In 1906, Pierre du Pont purchased some land from Philadelphia-area farmers in order to preserve an arboretum that had been established on the acreage. Du Pont was the fourth-generation executive of a family business he had helped grow into a vast corporation. Amidst his business-building he was traveling the world and seeing technological wonders, architectural masterpieces, and magnificent gardens. He was impressed by the 1876 Centennial Exposition in his native Philadelphia, the Sydenham Crystal Palace in England, the Eiffel Tower, illuminated fountains in Chicago, and much more. He knew that the patch of land he had bought housed one of the finest collections of trees on the continent, and he grew determined to make his mark on it, incorporating some of the wonderful landscape features he’d seen and learned of.
He began hosting summer garden parties, and spent much time creating astounding new gardens and landscaping around his arboretum. He added a massive conservatory for indoor enjoyment of flowers and plants. He added classical columns and fountains and planting beds laid out in Italian and French styles rarely seen in Pennsylvania. Illuminated, colored fountains featuring complex hydraulics shot 10,000 gallons of water per minute as high as 130 feet into the air. And there were endless manicured displays of vibrant flowers.

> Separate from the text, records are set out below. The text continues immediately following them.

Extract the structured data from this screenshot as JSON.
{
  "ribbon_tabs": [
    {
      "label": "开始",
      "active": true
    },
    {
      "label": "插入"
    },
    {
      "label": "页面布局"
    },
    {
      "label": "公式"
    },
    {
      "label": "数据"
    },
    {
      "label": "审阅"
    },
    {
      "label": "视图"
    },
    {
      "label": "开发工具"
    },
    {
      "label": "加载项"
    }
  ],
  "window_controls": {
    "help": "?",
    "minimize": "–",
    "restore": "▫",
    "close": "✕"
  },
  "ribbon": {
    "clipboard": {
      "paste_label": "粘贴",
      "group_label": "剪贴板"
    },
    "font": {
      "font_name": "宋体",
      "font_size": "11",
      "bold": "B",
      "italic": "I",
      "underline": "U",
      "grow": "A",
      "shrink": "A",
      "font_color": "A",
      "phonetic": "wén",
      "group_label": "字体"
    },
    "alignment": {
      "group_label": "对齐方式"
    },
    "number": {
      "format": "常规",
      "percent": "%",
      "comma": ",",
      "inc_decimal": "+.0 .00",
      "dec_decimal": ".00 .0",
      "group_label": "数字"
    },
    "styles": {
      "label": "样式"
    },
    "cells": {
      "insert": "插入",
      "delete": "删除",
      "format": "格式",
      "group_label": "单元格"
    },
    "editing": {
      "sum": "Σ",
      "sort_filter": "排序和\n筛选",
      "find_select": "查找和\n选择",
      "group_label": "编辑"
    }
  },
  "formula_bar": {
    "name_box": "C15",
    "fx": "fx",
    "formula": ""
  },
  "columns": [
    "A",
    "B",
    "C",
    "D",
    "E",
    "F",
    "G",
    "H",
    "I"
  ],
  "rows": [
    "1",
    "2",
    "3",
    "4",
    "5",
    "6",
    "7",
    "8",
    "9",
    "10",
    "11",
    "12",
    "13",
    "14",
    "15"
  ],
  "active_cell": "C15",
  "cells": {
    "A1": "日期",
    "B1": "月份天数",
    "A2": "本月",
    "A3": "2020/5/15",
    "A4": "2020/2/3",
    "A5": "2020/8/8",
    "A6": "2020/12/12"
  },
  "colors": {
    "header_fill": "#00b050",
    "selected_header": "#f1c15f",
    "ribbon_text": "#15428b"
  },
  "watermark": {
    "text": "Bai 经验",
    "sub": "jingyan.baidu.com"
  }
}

After giving thought to the future of his gardens, du Pont in 1937 began the Longwood Foundation to support long-term public enjoyment and education. At his death in 1954 he left the foundation with a sizable endowment and a long tradition of astounding beauty. The gardens have continued to grow in complexity, size, and coherence, cementing Longwood Gardens as one of America’s garden gems.
- Longwood Gardens, The Story of Longwood, longwoodgardens.org/TheStoryofLongwood_1_3_2_1_1.html